"The ball, really a counterweight to the hoist rope, is a device that carries the men from bottom to the top, sort of a free swinging elevator, a ride itself usually reserved for circus daredevils."
"The tower is a tower of statistics as well as concrete and steel," said The Sun Magazine in 1959.
"It contains 500 tons of nickel-chrome alloy steel, which is three times stronger than structural steel. The main legs are solid steel 7 inches in diameter, set in a triangle 12 feet on a side. They rest on a concrete polygon 15 feet on a side and 20 feet deep.
"The antenna platform at the top is a steel triangle 105 feet long on each face and 16 feet thick. It supports at each corner a 10-ton, 101-foot antenna mast. Each station has provisions for emergency transmission in case its main system fails, and for maintenance purposes there is a two-man, radio-equipped elevator to the top.
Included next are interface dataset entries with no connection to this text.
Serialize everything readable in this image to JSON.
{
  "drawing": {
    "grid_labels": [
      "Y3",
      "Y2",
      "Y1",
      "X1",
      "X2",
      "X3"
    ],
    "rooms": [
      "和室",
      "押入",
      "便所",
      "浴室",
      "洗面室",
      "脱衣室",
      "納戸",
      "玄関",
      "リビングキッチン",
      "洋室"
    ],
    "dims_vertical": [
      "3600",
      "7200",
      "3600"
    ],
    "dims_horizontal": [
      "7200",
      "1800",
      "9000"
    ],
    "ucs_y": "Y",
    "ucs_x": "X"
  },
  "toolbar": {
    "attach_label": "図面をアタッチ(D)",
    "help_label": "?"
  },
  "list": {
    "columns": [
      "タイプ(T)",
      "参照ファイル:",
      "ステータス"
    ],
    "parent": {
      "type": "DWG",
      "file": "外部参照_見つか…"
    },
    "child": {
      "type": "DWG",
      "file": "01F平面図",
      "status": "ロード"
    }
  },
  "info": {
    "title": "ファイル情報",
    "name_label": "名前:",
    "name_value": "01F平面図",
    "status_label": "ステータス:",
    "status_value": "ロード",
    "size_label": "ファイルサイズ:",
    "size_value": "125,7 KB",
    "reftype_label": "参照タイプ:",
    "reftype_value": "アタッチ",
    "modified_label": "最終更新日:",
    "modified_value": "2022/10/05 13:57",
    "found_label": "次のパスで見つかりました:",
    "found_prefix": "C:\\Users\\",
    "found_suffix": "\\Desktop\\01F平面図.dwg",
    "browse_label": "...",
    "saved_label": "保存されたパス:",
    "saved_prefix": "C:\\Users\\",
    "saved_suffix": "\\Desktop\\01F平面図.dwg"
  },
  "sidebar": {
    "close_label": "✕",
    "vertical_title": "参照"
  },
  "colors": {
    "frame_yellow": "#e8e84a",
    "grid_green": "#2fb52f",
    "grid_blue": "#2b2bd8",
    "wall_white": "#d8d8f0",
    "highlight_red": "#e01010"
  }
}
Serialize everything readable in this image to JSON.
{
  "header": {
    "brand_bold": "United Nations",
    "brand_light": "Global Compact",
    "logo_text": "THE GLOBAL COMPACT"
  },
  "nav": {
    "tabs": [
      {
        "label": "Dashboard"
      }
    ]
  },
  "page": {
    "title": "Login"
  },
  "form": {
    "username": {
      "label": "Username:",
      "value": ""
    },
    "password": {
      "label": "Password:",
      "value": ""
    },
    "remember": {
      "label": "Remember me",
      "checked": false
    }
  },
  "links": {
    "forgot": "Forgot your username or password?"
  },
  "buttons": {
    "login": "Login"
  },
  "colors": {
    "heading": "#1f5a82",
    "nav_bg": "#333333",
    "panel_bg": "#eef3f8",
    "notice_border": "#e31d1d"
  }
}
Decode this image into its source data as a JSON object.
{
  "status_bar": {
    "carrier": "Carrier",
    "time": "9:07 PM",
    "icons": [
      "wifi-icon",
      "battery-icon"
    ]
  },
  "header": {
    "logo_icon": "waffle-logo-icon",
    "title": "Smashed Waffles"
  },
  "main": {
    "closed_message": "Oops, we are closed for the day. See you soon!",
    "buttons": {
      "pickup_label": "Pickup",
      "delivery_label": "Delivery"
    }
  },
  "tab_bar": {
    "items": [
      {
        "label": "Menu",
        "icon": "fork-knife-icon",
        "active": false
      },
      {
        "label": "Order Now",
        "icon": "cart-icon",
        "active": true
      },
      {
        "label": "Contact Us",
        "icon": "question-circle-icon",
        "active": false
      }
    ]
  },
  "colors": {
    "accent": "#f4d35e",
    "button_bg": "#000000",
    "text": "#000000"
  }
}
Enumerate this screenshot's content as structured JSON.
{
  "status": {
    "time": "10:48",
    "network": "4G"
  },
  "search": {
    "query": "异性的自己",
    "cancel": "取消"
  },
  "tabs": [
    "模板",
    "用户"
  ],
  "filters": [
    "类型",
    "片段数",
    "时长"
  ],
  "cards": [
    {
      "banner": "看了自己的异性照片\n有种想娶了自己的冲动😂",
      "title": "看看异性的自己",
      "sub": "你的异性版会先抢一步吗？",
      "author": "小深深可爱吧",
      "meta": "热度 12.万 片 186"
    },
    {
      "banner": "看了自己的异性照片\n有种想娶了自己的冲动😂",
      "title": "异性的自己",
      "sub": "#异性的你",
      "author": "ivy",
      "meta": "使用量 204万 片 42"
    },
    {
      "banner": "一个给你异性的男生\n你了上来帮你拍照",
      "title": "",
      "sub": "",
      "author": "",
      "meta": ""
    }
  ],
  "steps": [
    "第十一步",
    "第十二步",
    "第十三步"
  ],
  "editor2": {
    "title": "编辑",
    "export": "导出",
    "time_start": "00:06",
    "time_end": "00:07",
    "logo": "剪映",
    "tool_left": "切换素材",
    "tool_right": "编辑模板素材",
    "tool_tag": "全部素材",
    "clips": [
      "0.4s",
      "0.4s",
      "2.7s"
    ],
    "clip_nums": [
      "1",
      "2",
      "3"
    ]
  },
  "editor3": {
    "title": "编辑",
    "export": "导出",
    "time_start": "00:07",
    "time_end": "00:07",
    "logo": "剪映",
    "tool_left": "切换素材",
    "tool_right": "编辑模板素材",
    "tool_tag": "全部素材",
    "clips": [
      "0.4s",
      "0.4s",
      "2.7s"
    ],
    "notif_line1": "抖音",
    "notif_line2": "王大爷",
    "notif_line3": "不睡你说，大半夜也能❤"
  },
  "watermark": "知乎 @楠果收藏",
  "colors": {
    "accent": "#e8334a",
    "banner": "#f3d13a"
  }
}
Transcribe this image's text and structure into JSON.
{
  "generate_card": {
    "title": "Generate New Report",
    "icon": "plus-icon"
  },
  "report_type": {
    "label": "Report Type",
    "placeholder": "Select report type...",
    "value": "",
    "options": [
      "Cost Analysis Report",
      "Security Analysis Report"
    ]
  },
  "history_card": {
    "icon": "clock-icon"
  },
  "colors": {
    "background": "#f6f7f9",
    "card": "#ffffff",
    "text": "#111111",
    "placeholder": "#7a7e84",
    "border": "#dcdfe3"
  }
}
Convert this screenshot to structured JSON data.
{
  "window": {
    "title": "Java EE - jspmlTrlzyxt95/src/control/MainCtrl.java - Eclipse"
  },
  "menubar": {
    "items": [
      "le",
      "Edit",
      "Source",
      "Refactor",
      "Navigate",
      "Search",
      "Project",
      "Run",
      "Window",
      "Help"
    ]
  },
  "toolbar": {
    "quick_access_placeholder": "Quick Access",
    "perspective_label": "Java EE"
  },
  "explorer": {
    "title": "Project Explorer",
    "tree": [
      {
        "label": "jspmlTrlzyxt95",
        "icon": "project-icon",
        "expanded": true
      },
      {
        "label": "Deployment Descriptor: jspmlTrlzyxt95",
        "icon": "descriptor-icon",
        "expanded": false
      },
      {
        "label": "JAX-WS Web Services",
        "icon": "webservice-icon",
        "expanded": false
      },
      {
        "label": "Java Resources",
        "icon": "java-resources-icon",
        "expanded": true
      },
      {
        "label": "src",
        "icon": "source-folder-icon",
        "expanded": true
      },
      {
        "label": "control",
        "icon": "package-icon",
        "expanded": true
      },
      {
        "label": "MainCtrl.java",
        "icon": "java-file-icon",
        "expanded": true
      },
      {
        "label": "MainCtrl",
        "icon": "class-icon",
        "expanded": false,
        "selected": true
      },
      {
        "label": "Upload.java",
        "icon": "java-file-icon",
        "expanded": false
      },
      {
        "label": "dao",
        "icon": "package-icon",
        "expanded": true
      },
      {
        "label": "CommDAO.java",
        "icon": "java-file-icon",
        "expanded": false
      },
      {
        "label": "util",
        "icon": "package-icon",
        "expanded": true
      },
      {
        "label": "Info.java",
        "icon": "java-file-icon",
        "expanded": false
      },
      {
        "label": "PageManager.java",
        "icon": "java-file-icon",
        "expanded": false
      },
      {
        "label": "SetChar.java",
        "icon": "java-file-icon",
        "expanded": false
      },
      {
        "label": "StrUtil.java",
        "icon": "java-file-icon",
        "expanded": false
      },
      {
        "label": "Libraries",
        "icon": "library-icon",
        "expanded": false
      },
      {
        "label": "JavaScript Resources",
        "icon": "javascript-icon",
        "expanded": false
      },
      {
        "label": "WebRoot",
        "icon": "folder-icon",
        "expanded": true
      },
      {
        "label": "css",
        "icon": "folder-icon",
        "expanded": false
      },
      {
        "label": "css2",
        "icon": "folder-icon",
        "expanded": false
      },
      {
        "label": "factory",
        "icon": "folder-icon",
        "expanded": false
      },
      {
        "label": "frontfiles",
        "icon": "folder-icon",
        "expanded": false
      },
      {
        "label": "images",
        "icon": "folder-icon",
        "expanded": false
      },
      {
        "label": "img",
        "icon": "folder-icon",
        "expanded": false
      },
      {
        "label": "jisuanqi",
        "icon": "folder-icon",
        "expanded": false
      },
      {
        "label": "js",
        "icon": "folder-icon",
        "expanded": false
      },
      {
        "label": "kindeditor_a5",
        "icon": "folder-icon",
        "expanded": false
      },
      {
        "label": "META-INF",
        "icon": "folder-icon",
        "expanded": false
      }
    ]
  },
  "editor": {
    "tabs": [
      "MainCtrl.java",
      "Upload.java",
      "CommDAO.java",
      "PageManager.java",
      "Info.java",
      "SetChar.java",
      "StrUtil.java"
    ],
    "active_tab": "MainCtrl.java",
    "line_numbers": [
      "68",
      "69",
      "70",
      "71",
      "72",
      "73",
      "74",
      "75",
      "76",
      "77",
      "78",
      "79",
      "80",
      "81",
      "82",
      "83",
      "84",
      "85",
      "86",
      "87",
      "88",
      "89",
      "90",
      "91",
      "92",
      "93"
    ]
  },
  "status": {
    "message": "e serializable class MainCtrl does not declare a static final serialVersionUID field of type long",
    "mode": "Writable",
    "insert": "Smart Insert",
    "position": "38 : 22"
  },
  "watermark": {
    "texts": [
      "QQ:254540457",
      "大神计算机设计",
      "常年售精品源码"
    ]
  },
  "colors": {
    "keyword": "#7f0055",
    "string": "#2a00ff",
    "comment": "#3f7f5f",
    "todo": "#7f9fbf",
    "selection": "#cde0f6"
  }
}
"The tower is guyed by nearly 3 miles of steel wire rope. Twelve sets of guy wires installed at four levels are anchored to the ground by 33-foot square concrete slabs buried 16 feet deep. All told, 2,250 tons of concrete form the tower base and cable anchors."
The steel required 2 1/2 tons of paint. The structure was designed to withstand winds of 165 miles an hour. A 270-foot addition was built in 1964 to improve the signal transmissions.
The tower began operation on Aug. 9, 1959, when Gov. J. Millard Tawes threw a switch during a ceremony in studios on Television Hill.
The Sun Magazine reported: "What the new tower will mean to most viewers is an end to the troublesome rotating of rabbit ears and other antennas every time they change channels. Now, with all signals coming from one point, the viewer will be able to orient his receiving antenna for best results just once, then lock it in place and forget it."
Viewers from as far away as East Berlin, Pa., Rehoboth Beach, Del., Hagerstown and Emmitsburg were quick to praise the new tower.
"A beautiful sharp picture" "The black seems blacker and the white whiter" "A remarkable change" "The sound is much better, too" "Just like sitting in the movies," reported The Evening Sun.
Mary H. Frey, of Red Lion, Pa., said that her picture looked "real good" since the change. "Before there was sort of a wave, like a wheel. That isn't on now."
The tower remained "king of the hill" until 1987, when Cunningham Communications erected a 1,259-foot TV transmission tower on an adjacent, 286-foot hill. Just this month, a third tower was completed on the second hill to provide digital communications for the Baltimore police and fire departments.
Pub Date: 9/21/97